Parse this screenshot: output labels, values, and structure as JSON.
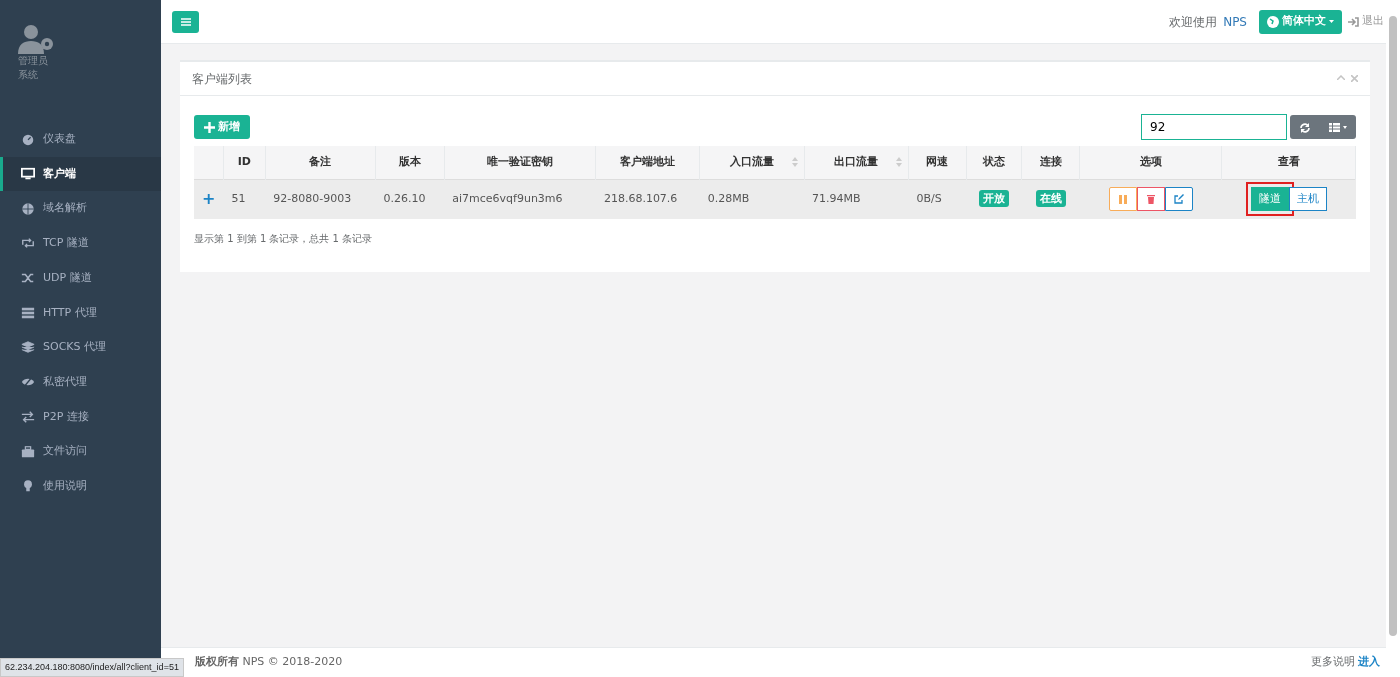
{
  "sidebar": {
    "user": {
      "role": "管理员",
      "group": "系统"
    },
    "items": [
      {
        "label": "仪表盘",
        "selected": false
      },
      {
        "label": "客户端",
        "selected": true
      },
      {
        "label": "域名解析",
        "selected": false
      },
      {
        "label": "TCP 隧道",
        "selected": false
      },
      {
        "label": "UDP 隧道",
        "selected": false
      },
      {
        "label": "HTTP 代理",
        "selected": false
      },
      {
        "label": "SOCKS 代理",
        "selected": false
      },
      {
        "label": "私密代理",
        "selected": false
      },
      {
        "label": "P2P 连接",
        "selected": false
      },
      {
        "label": "文件访问",
        "selected": false
      },
      {
        "label": "使用说明",
        "selected": false
      }
    ]
  },
  "topbar": {
    "welcome": "欢迎使用",
    "brand": "NPS",
    "language": "简体中文",
    "logout": "退出"
  },
  "panel": {
    "title": "客户端列表",
    "add_button": "新增",
    "search": {
      "value": "92"
    },
    "table": {
      "columns": [
        {
          "sortable": false
        },
        {
          "label": "ID",
          "sortable": false
        },
        {
          "label": "备注",
          "sortable": false
        },
        {
          "label": "版本",
          "sortable": false
        },
        {
          "label": "唯一验证密钥",
          "sortable": false
        },
        {
          "label": "客户端地址",
          "sortable": false
        },
        {
          "label": "入口流量",
          "sortable": true
        },
        {
          "label": "出口流量",
          "sortable": true
        },
        {
          "label": "网速",
          "sortable": false
        },
        {
          "label": "状态",
          "sortable": false
        },
        {
          "label": "连接",
          "sortable": false
        },
        {
          "label": "选项",
          "sortable": false
        },
        {
          "label": "查看",
          "sortable": false
        }
      ],
      "rows": [
        {
          "expand": "+",
          "id": "51",
          "remark": "92-8080-9003",
          "version": "0.26.10",
          "key": "ai7mce6vqf9un3m6",
          "address": "218.68.107.6",
          "in_flow": "0.28MB",
          "out_flow": "71.94MB",
          "speed": "0B/S",
          "status": "开放",
          "connection": "在线",
          "view_buttons": [
            {
              "label": "隧道",
              "highlighted": true
            },
            {
              "label": "主机",
              "highlighted": false
            }
          ]
        }
      ]
    },
    "pagination_info": "显示第 1 到第 1 条记录，总共 1 条记录"
  },
  "footer": {
    "copyright": "**版权所有** NPS © 2018-2020",
    "more": "更多说明",
    "link": "进入"
  },
  "browser_status_url": "62.234.204.180:8080/index/all?client_id=51"
}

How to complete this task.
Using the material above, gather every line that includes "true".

Exercise result.
        "selected": true
          "sortable": true
          "sortable": true
              "highlighted": true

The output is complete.